As someone from the Sinhalese race, this means that I would see a Christian who is Tamil, not as a “Tamil Christian” but someone who is “clothed with Christ”. While the Bible elsewhere does ask us to celebrate our various identities that make us unique, as we see here, we are to hold lightly to them because of the greater identity we have as those who are clothed with Christ.
All this goes to show the extent of the oneness we share with the body of Christ regardless of where we are in the world. It is because of this oneness that when one part of the body is suffering, we suffer together with it. This would mean that regardless of where we are in the world, as believers, we should pause from our busy schedules, get rid of all distractions (especially the digital ones) and cry out to God on behalf of our brothers and sisters who are suffering.
2. Reach out to those of other faiths
As the aftermath of the tragedy unfolded before our eyes, the question on everyone’s minds was who was behind it. It was confirmed 24 hours later that the bombers were those influenced by extremists Muslim ideologies.
Romans 12-13 makes it clear that justice will be meted out on the perpetrators. God is serious about punishing wrong and has given earthly rulers the authority to execute judgement (His wrath) on wrongdoers. As Christians, we must condemn evil, and even urge the authorities to act justly. We can also be certain that regardless of what happens in this life, He has also set a day to judge the world.
At the same time, because of the actions of some, the entire Muslim community in Sri Lanka has suffered severe shame and are overcome by deep sadness, fear, and anxiety as they move in public places. I know this is a reality for Muslims in western countries too.
The moment the identity of the perpetrators was revealed, I wrote to my high school Muslim friends assuring them of my love for them. Later on, I also visited the home of a Muslim youth living in Kandy (my city) who is very dear to me. I spent several hours with him, wanting him to be affirmed that my love for him had not changed.
We must do all we can to be close to the those of other faiths who are suffering. If we have not learned to look at them through the eyes of grace, then perhaps we have not fully appreciated all that God has done for us (Romans 5:10). May God open our eyes to see His great love for them and how much He desires for them to know Christ.
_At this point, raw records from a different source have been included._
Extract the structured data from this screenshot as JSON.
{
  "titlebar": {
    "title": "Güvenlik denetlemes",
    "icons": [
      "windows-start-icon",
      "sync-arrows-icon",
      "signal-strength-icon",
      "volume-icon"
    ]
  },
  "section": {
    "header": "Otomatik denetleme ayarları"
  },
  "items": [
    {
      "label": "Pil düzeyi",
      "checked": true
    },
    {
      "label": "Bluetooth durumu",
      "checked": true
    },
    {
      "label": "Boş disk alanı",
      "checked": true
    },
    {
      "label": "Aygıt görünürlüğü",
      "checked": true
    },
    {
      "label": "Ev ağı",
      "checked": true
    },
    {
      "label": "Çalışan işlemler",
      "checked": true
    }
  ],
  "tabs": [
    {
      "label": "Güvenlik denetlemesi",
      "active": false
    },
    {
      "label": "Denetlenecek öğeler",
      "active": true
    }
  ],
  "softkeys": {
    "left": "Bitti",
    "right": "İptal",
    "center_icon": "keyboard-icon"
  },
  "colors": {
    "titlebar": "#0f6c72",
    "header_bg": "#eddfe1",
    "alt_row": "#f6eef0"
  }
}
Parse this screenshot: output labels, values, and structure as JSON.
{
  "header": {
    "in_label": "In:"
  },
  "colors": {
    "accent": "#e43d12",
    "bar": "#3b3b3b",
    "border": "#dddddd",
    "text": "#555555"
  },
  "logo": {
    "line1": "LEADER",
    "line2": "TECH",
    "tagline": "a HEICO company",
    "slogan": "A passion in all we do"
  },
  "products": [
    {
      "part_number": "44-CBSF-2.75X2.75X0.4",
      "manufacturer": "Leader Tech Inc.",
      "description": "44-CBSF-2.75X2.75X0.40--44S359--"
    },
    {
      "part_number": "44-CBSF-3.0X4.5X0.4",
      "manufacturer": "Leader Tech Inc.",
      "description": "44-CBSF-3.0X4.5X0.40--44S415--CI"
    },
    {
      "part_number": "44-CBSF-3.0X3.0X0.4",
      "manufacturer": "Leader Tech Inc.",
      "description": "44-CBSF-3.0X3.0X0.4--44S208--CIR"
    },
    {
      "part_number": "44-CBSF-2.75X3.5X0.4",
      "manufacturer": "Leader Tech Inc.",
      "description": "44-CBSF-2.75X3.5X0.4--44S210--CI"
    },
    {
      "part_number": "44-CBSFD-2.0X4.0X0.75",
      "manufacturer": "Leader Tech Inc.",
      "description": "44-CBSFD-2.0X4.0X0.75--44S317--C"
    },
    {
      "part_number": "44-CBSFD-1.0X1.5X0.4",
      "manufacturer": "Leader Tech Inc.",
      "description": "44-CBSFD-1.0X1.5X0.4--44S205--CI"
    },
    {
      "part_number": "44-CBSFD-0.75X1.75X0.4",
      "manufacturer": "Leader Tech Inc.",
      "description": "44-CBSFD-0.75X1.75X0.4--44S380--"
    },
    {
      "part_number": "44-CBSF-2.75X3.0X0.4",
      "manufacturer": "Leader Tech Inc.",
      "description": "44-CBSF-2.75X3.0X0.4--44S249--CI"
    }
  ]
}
While we mourn over the lives lost after a horrific tragedy like this, we must keep our two-fold commitment to the body of Christ and to the rest of the world that desperately needs Christ. May we be filled with the Spirit to carry our cross for the glory of God in every season.